Cinco de Mayo is not Mexico’s Independence Day.
Most people believe that Cinco de Mayo stands for Mexican Independence Day, but that isn’t the case. Instead, Mexicans celebrate their day of independence on September 15 and 16. These dates mark the start of their fight for freedom against their Spanish colonizers.
Nonetheless, Cinco de Mayo remains an important holiday in Mexico, especially in Veracruz and Puebla.
It celebrates Mexico’s victory against Imperial France.
This holiday honors the triumphant Mexican army, who fought valiantly against the well-armed French army. In 1862, France attempted to take over Mexico City while the country was still in debt. The battle took place in Puebla de Los Angeles, which became the birthplace of Cinco de Mayo.
The Mexican Army beat the harshest odds.
The Battle of Puebla was, by no means, an easy feat for the Mexican people. Their army consisted only of 2,000 soldiers compared to the French’s whopping 6,000. Moreover, they only had old weapons and very few military supplies in their arsenal.

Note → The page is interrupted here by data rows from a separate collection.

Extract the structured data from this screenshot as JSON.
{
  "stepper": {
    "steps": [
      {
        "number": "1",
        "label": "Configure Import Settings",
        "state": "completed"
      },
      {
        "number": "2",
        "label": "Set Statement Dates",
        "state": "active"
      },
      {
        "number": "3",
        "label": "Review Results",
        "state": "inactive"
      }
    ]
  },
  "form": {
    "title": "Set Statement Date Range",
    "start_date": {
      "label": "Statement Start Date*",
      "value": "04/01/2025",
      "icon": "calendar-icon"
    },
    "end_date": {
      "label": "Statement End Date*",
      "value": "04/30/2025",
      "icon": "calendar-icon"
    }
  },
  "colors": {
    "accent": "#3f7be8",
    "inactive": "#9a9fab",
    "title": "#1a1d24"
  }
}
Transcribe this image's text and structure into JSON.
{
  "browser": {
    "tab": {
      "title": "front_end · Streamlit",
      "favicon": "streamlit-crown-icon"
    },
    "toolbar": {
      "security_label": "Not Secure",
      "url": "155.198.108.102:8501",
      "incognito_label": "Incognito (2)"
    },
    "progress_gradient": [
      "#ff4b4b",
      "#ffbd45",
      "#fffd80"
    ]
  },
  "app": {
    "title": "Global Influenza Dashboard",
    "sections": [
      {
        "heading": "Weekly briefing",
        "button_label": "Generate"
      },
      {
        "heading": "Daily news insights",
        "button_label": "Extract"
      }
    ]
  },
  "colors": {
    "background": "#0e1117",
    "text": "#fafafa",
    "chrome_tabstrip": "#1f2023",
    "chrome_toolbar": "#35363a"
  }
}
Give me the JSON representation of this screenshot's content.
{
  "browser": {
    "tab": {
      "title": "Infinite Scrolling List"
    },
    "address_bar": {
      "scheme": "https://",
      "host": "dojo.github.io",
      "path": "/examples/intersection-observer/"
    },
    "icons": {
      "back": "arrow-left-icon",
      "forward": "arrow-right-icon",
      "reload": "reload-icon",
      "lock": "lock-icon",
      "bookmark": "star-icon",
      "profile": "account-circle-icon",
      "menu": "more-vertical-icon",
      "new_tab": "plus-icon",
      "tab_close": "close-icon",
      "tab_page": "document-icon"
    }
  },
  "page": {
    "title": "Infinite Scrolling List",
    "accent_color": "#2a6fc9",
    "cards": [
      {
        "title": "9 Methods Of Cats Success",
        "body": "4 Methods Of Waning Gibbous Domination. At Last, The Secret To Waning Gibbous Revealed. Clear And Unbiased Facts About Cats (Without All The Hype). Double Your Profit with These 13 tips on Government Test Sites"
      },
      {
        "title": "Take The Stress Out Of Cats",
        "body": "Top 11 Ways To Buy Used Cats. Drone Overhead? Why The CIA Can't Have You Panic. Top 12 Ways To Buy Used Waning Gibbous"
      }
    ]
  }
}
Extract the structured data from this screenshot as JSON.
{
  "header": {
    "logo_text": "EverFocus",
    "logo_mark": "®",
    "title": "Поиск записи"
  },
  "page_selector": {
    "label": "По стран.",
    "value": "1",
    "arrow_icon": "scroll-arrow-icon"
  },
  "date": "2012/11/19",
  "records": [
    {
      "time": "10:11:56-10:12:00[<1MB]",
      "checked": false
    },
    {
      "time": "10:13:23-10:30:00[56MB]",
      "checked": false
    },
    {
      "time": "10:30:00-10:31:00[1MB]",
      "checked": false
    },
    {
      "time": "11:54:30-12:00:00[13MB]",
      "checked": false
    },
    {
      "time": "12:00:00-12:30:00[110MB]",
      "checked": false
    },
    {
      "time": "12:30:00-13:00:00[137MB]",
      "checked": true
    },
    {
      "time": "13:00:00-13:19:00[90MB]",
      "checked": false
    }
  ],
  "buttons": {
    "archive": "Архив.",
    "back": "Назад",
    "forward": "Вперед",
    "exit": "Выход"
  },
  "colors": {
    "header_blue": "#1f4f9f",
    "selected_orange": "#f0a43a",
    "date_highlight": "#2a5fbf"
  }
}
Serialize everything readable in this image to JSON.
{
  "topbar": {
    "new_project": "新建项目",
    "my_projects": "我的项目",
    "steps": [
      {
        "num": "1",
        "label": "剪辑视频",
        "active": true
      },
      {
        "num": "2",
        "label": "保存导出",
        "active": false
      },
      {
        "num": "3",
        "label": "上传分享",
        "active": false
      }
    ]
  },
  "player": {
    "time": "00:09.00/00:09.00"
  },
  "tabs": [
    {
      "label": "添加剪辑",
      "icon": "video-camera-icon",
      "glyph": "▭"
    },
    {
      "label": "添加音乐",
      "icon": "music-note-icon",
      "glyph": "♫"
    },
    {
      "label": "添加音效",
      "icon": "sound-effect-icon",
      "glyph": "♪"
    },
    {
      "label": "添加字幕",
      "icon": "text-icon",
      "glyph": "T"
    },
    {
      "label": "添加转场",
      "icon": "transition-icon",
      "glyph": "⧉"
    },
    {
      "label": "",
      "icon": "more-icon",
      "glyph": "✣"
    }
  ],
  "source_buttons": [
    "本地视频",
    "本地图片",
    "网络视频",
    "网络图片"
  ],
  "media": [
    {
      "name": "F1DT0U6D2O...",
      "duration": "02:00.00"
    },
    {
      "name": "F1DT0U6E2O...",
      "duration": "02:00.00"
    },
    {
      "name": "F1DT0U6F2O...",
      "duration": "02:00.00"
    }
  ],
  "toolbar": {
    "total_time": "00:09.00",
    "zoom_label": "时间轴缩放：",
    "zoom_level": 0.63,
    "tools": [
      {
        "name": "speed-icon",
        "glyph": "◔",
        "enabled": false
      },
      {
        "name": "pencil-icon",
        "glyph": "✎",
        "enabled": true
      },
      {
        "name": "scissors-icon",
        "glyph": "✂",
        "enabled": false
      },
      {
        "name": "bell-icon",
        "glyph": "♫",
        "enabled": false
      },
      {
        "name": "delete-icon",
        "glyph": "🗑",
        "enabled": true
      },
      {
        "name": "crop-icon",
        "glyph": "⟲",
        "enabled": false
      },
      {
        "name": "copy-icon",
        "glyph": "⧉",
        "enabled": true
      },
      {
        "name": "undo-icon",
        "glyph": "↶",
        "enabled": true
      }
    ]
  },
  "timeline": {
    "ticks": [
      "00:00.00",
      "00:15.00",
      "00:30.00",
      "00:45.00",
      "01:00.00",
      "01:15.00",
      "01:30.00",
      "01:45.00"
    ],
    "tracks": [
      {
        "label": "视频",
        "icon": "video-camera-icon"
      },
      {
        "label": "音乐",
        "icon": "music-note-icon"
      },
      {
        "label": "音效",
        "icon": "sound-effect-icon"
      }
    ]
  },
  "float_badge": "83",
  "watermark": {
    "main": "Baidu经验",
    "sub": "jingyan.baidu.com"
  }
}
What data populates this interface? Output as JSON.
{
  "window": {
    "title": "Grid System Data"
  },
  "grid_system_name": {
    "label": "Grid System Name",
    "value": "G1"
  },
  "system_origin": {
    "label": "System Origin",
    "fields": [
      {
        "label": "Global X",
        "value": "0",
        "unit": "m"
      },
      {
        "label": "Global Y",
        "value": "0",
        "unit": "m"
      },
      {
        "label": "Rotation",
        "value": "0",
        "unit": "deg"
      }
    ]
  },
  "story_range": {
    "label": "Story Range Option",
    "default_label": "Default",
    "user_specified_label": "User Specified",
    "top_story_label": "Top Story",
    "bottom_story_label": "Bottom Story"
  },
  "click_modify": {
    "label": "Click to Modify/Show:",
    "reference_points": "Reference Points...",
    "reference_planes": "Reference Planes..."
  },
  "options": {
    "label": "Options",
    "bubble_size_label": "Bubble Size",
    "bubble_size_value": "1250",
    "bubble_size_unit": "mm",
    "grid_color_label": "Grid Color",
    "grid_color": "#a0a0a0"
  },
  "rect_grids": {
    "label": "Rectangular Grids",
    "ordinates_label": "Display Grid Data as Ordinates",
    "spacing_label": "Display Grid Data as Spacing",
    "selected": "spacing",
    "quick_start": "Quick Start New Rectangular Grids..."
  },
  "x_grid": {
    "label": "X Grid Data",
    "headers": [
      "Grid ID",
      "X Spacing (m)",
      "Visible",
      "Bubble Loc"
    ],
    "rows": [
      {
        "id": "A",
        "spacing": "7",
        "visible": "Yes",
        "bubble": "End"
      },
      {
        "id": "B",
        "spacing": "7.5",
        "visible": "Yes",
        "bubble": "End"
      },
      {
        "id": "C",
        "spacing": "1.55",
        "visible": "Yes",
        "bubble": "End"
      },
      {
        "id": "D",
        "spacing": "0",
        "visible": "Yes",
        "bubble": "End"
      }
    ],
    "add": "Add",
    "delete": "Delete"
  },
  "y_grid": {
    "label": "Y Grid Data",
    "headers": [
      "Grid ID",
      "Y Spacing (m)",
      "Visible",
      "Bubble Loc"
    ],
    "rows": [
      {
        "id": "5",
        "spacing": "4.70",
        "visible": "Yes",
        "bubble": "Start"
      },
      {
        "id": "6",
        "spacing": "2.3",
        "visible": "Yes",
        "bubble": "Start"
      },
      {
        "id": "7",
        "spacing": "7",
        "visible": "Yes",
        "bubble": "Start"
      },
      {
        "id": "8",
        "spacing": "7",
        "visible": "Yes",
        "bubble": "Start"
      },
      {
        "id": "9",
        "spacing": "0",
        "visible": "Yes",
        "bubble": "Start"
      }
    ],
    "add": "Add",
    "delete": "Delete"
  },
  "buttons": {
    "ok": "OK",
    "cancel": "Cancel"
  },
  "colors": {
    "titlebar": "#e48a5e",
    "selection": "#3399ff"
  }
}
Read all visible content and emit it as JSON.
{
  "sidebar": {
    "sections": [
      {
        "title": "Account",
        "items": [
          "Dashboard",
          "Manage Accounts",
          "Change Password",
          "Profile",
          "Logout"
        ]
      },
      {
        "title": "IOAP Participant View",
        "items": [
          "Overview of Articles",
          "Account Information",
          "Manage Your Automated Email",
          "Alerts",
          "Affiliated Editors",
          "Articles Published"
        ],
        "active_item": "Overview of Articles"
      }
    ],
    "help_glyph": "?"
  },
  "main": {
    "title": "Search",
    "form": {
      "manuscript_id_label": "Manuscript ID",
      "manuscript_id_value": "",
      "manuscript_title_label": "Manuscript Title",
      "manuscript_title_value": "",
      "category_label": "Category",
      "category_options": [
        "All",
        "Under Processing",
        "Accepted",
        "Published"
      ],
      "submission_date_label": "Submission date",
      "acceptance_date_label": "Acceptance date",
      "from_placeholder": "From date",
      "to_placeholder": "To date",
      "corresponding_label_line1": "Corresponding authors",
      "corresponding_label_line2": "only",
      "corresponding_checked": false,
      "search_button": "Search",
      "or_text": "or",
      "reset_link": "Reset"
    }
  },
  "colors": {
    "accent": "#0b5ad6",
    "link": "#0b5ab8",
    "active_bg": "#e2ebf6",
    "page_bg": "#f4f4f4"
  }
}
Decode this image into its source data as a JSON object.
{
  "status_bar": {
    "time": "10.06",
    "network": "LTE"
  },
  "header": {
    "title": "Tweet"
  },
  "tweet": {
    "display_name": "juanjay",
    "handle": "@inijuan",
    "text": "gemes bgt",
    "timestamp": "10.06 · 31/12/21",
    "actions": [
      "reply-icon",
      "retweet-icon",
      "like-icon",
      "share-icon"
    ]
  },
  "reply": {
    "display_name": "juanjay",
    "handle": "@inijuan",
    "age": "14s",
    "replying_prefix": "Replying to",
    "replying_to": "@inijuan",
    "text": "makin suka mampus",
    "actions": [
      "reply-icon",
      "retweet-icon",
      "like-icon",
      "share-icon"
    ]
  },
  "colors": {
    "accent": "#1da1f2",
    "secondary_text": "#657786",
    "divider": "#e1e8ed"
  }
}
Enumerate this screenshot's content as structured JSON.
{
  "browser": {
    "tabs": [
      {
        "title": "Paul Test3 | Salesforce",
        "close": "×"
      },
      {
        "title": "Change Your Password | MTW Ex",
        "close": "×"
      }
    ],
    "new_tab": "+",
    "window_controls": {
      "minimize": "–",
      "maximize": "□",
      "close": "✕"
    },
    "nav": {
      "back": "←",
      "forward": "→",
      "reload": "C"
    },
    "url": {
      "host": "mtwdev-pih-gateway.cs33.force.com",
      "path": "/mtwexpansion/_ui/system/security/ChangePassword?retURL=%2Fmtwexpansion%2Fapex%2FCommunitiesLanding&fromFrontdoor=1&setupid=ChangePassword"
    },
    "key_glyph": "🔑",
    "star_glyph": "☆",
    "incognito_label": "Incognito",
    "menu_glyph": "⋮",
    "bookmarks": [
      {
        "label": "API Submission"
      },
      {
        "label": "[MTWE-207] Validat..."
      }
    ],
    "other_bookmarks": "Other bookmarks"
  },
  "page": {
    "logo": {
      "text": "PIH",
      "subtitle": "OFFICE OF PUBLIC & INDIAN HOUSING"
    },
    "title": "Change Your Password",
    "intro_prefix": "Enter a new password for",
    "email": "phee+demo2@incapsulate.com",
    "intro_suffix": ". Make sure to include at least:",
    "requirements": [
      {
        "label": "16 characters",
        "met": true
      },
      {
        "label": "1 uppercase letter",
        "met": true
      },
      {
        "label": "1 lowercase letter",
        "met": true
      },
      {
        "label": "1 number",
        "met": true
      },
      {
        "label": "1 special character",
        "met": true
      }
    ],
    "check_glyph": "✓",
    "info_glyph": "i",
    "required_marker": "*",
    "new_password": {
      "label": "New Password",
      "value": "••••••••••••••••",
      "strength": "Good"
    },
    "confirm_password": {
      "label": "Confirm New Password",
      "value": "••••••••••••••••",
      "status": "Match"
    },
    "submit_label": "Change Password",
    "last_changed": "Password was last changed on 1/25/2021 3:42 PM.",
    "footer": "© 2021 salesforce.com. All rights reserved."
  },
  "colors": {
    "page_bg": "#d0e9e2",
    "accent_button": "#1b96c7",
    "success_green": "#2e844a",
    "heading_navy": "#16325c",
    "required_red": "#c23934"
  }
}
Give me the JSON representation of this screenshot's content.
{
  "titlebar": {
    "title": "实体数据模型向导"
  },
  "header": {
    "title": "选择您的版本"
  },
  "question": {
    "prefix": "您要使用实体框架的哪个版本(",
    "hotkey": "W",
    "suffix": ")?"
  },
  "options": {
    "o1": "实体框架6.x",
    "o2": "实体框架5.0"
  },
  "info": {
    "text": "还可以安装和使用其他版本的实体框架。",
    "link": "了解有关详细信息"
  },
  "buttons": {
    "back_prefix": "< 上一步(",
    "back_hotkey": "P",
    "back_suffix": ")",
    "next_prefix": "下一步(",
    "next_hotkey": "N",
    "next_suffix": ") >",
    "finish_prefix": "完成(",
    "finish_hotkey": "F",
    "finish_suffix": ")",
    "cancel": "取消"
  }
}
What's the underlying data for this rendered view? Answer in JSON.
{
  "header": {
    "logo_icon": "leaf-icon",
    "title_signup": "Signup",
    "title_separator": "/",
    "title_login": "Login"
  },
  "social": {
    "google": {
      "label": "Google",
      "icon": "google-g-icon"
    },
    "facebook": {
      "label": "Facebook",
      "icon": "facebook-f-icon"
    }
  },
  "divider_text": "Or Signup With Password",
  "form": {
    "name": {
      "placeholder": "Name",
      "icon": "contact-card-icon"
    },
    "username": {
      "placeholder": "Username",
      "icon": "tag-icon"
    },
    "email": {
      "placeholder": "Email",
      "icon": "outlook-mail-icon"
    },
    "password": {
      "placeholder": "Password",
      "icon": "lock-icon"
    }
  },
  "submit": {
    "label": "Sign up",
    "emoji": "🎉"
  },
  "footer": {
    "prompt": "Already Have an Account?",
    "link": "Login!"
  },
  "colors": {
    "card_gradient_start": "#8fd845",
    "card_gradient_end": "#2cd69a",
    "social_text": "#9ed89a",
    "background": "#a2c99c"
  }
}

Despite the odds, the Mexican army emerged victorious under the leadership of General Ignacio Zaragoza.
The Battle of Puebla symbolizes a victory against invaders.
The Mexicans might have lost the war temporarily, but this battle became a sign of triumph for Mexico’s resistance movement. In the end, France finally withdrew their military forces from Mexico by 1867.
Cinco de Mayo is not a national holiday in Mexico.
Despite being a significant event, Cinco de Mayo is not considered a national holiday in Mexico. Some children don’t attend classes during this day, but it’s business as usual for the rest of the country. Banks, offices, and stores remain operational for this date.
Puebla hosts a month-long celebration of this event.
Puebla, the birthplace of Cinco de Mayo, begins their festivities a month before the fifth of May. The main event takes place at the Hill of Loreto, the location of the Battle of Cinco de Mayo. People don traditional costumes, dance around the streets, and watch military parades and theatrical performances that reenact their resounding victory.
Mexican Americans are among the first ones to celebrate this feat.
Historical accounts report that Mexican Americans in California celebrated the Mexican army’s victory in the same year the battle took place. This triumphant feat became a source of pride for the Latin community in the United States.
President Franklin Roosevelt helped popularize this Mexican holiday.
Years after the Battle of Puebla, President Roosevelt enacted the Good Neighbor Policy in 1933. This foreign policy aimed to build amicable relations with South American countries. It paved the way for stronger cultural ties through celebrations like the Cinco de Mayo holiday.
Cinco de Mayo surged in popularity in the 1960s.
Your kids might wonder how Cinco de Mayo became popular in the United States despite being a Mexican holiday. To answer this, it’s best to go back to the 1960s. Chicano activists spread awareness of this holiday as a victorious feat over European colonizers. The 1970s and 1980s emerged, and so did the Cinco de Mayo celebrations through American beer companies.
Mole poblano is the staple dish for this holiday.
One of the most interesting Cinco de Mayo facts is its traditional food. Tacos and burritos are fine Mexican dishes for this holiday, but an authentic Mexican celebration would include mole poblano. This dish consists of chicken or turkey covered in a chocolate-chili sauce called mole.
Discover Interesting Facts about Cinco de Mayo
Cinco de Mayo celebrates a momentous feat for Mexicans and the Latin community in the US. Teaching these important facts about Cinco de Mayo is a great starting point for nurturing your child’s cultural appreciation.
Learn more about Cinco de Mayo and other relevant holidays on the Rayito de Sol blog.